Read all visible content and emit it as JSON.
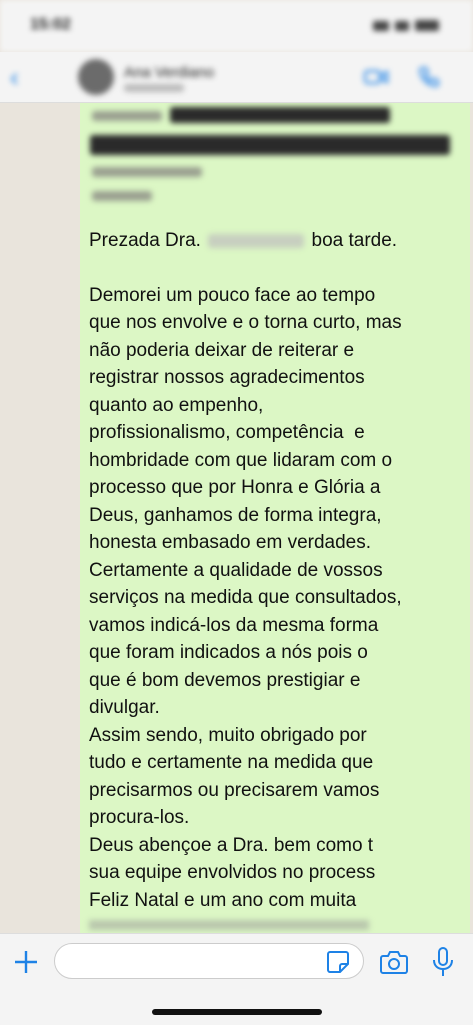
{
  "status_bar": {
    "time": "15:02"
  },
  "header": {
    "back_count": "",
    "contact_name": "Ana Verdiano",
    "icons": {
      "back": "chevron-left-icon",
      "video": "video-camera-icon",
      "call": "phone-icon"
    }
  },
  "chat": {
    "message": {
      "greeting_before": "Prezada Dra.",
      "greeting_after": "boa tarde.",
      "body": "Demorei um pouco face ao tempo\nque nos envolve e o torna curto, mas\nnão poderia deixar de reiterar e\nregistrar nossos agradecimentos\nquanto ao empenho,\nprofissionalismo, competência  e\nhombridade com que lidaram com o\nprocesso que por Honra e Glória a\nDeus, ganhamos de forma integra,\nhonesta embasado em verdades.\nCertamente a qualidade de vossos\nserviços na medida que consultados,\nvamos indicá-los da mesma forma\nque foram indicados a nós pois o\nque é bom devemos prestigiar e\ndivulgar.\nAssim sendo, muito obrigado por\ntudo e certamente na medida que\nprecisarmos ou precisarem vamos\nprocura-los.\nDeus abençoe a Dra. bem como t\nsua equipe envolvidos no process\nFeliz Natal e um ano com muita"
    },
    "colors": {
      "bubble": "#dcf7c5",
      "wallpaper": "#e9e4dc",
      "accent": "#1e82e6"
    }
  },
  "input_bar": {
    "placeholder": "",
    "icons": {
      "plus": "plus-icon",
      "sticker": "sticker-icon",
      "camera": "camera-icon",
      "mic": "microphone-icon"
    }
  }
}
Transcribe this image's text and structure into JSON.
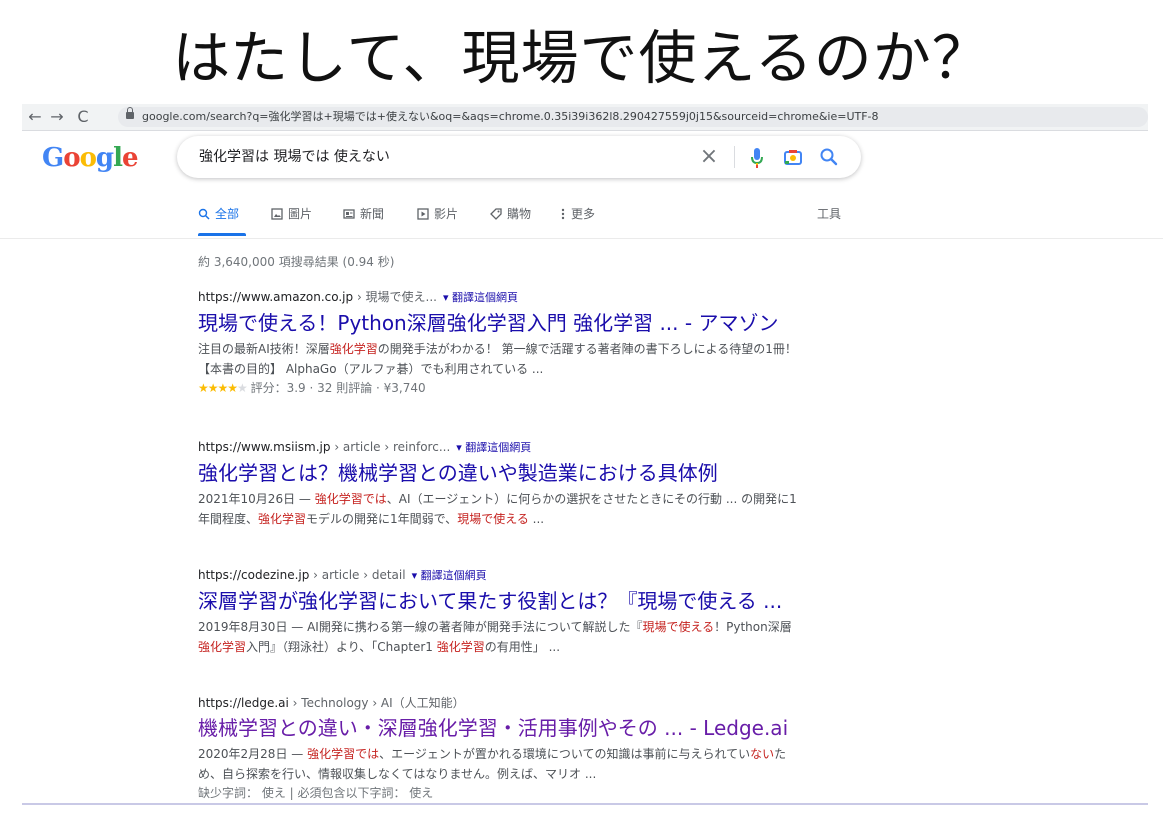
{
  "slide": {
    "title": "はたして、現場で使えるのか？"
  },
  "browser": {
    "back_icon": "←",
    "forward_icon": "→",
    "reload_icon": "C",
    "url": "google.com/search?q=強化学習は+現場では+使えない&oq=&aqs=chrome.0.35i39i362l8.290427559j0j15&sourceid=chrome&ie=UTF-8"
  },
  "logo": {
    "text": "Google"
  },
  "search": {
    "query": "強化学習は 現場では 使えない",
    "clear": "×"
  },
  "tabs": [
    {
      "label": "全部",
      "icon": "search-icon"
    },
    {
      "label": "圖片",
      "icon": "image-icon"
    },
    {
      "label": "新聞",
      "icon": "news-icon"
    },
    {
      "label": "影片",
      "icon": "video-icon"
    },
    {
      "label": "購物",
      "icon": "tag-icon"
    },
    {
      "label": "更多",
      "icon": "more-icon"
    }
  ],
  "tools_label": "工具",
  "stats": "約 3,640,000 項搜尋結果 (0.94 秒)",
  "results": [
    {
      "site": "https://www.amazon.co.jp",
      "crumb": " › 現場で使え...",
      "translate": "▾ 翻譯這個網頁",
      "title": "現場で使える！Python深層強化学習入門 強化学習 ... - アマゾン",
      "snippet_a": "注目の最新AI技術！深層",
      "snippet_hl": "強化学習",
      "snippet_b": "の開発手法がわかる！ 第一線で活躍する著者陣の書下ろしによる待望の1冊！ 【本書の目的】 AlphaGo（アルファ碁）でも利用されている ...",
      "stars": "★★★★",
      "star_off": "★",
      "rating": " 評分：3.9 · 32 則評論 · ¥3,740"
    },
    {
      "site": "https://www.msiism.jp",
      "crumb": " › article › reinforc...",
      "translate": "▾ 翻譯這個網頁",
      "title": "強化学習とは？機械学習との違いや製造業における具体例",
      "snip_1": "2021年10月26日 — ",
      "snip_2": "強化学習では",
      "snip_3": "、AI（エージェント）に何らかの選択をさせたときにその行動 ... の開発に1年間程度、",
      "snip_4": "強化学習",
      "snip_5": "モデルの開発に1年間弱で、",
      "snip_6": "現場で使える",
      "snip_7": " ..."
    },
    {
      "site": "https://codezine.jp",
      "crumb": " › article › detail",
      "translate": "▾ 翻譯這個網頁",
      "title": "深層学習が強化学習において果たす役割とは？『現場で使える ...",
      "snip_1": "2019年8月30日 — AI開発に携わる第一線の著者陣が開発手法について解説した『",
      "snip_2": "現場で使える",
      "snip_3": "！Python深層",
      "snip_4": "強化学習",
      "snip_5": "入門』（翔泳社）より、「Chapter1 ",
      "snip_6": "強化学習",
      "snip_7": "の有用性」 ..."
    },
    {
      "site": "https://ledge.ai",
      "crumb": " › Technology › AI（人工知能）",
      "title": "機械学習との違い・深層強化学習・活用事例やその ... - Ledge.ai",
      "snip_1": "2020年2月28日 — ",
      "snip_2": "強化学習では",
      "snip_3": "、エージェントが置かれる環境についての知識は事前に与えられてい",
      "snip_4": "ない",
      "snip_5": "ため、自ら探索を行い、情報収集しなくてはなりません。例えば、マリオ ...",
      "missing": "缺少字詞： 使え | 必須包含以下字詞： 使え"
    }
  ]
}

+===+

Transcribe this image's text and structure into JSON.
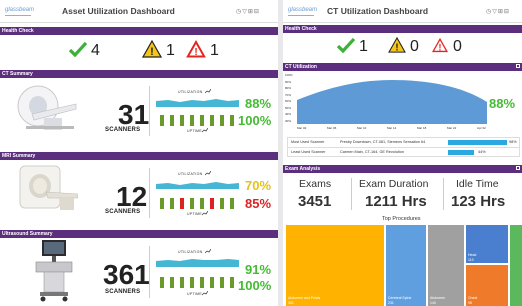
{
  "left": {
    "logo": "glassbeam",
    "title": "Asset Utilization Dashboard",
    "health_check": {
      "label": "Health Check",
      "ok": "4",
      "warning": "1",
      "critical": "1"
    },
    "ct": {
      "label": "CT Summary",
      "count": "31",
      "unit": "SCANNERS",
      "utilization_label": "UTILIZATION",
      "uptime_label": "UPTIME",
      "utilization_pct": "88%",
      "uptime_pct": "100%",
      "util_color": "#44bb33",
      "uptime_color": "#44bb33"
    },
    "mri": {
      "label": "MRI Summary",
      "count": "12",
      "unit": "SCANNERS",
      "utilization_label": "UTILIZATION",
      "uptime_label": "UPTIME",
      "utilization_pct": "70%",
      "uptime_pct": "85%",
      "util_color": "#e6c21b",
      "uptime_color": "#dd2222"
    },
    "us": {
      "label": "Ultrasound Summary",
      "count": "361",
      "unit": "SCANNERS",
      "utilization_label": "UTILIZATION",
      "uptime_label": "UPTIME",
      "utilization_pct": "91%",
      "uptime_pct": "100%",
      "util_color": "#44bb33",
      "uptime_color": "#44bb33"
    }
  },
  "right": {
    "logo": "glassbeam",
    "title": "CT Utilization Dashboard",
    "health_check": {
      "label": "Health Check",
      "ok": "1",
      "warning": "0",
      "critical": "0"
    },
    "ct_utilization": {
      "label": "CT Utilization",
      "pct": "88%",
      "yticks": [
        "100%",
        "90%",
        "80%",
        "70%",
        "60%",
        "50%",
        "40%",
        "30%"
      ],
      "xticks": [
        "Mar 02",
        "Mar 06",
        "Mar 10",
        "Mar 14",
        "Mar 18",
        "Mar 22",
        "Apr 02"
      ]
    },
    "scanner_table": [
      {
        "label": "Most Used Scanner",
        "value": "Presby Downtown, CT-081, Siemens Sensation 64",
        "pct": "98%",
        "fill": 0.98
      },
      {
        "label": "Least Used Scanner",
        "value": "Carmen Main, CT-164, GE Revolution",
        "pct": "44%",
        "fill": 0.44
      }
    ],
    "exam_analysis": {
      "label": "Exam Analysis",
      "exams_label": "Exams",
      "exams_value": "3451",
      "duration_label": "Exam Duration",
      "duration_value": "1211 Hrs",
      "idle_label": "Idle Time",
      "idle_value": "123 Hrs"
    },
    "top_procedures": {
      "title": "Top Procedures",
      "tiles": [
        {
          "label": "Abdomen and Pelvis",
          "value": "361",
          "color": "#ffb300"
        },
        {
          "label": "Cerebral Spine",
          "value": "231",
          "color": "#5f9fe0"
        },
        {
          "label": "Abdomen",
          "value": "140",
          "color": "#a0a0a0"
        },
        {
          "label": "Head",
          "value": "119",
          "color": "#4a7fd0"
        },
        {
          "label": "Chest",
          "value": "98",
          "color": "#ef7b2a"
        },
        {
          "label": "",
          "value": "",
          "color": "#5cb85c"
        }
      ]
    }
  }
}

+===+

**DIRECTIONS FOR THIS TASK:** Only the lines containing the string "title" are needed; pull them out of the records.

**OUTPUT OF THE TASK:**
    "title": "はたして、現場で使えるのか？"
      "title": "現場で使える！Python深層強化学習入門 強化学習 ... - アマゾン",
      "title": "強化学習とは？機械学習との違いや製造業における具体例",
      "title": "深層学習が強化学習において果たす役割とは？『現場で使える ...",
      "title": "機械学習との違い・深層強化学習・活用事例やその ... - Ledge.ai",
    "title": "Asset Utilization Dashboard",
    "title": "CT Utilization Dashboard",
      "title": "Top Procedures",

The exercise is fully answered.